[Start of Attachment]
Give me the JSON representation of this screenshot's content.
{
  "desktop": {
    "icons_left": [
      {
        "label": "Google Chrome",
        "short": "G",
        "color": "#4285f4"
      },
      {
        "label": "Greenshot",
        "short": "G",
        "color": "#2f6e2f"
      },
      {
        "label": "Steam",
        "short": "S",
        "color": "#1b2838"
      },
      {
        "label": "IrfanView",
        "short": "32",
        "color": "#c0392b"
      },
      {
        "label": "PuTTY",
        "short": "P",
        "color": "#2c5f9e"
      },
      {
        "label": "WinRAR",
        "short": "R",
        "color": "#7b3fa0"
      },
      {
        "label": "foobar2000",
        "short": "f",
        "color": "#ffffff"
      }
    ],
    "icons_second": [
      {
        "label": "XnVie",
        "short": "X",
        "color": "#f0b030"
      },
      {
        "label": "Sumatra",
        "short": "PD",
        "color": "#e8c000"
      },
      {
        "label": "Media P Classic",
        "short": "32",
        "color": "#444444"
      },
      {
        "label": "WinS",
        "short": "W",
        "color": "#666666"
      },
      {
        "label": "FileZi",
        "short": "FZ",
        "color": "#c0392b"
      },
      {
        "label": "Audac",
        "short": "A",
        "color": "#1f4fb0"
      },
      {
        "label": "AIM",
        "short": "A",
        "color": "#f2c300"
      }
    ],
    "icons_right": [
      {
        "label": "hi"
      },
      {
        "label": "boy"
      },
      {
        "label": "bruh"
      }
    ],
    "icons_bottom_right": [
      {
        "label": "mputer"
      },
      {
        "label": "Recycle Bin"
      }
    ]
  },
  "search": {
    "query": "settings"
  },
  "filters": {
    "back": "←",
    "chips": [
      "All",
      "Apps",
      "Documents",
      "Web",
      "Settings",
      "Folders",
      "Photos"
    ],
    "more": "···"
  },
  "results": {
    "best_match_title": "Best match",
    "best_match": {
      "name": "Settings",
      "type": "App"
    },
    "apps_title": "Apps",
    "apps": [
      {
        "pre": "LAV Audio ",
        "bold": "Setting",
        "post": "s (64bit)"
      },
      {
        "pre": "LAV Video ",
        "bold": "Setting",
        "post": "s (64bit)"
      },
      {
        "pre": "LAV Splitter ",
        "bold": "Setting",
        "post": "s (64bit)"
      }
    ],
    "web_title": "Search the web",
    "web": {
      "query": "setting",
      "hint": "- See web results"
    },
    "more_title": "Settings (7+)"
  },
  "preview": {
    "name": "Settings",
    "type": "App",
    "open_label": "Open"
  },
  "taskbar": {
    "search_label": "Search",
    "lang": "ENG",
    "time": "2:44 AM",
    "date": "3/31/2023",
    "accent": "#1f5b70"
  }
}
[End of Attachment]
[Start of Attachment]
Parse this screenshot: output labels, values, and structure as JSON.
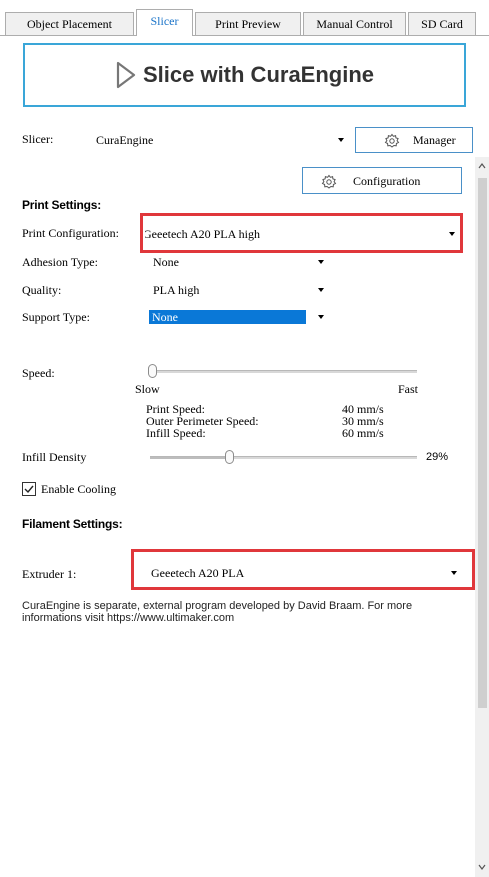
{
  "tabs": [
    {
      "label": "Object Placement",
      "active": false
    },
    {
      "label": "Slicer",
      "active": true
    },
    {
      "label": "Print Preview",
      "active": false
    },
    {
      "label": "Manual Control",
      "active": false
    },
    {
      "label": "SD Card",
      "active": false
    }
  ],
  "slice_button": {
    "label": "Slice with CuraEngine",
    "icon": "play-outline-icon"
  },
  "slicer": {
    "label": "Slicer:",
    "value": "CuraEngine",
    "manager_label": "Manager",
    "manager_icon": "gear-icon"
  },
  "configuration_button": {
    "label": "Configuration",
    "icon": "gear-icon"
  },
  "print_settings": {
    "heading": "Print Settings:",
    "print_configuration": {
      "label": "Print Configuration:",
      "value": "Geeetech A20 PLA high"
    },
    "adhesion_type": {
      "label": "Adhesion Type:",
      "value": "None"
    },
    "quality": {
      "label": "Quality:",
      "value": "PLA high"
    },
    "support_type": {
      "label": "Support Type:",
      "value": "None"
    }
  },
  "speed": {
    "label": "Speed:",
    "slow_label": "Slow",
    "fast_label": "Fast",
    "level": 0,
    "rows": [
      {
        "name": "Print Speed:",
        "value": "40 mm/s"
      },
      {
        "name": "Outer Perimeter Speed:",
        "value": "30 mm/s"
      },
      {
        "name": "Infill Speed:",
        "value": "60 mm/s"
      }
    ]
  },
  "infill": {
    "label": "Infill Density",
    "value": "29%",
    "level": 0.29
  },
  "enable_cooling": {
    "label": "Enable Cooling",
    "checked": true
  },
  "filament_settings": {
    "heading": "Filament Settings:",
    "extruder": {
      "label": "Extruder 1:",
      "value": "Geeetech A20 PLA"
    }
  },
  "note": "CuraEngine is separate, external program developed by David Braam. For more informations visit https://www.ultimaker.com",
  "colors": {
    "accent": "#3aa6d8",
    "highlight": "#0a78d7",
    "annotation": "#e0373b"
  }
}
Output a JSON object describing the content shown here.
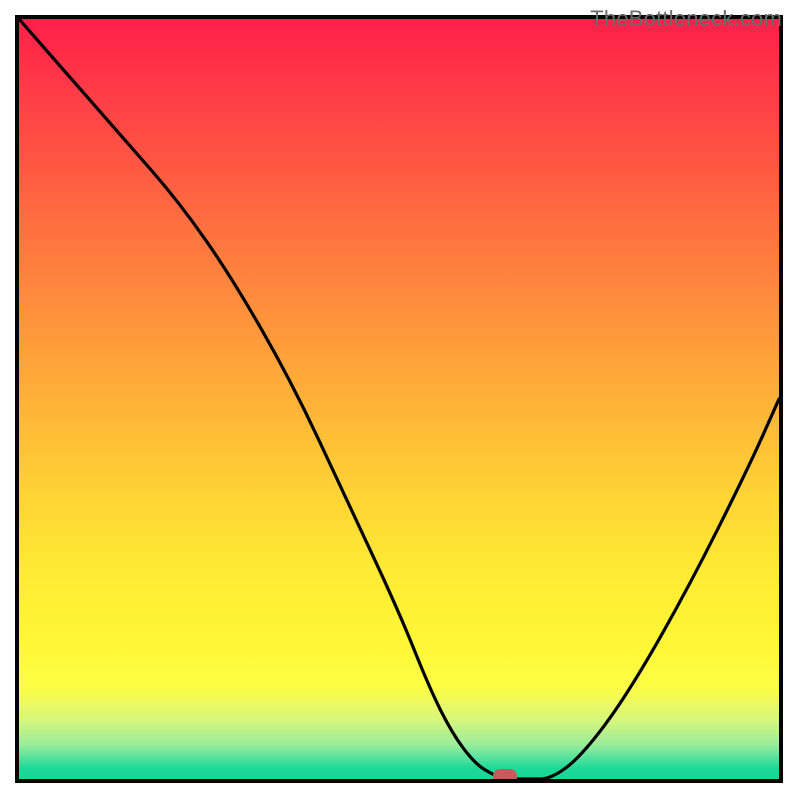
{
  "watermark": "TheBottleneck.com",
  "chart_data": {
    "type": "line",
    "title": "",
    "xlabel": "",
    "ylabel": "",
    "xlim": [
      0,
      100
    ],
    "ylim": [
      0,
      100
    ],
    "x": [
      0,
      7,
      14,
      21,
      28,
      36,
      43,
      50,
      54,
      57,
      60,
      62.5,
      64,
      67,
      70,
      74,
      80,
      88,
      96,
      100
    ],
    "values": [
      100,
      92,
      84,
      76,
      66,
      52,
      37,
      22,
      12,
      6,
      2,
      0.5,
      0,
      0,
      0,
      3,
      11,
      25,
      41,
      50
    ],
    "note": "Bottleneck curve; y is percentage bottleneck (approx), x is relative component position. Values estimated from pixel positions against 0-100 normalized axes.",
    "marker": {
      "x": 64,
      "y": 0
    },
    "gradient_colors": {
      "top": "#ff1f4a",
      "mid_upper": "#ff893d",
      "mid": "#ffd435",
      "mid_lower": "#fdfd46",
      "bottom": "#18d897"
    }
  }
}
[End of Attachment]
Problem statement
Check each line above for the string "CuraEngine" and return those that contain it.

Reply to the exercise
    "label": "Slice with CuraEngine",
    "value": "CuraEngine",
  "note": "CuraEngine is separate, external program developed by David Braam. For more informations visit https://www.ultimaker.com",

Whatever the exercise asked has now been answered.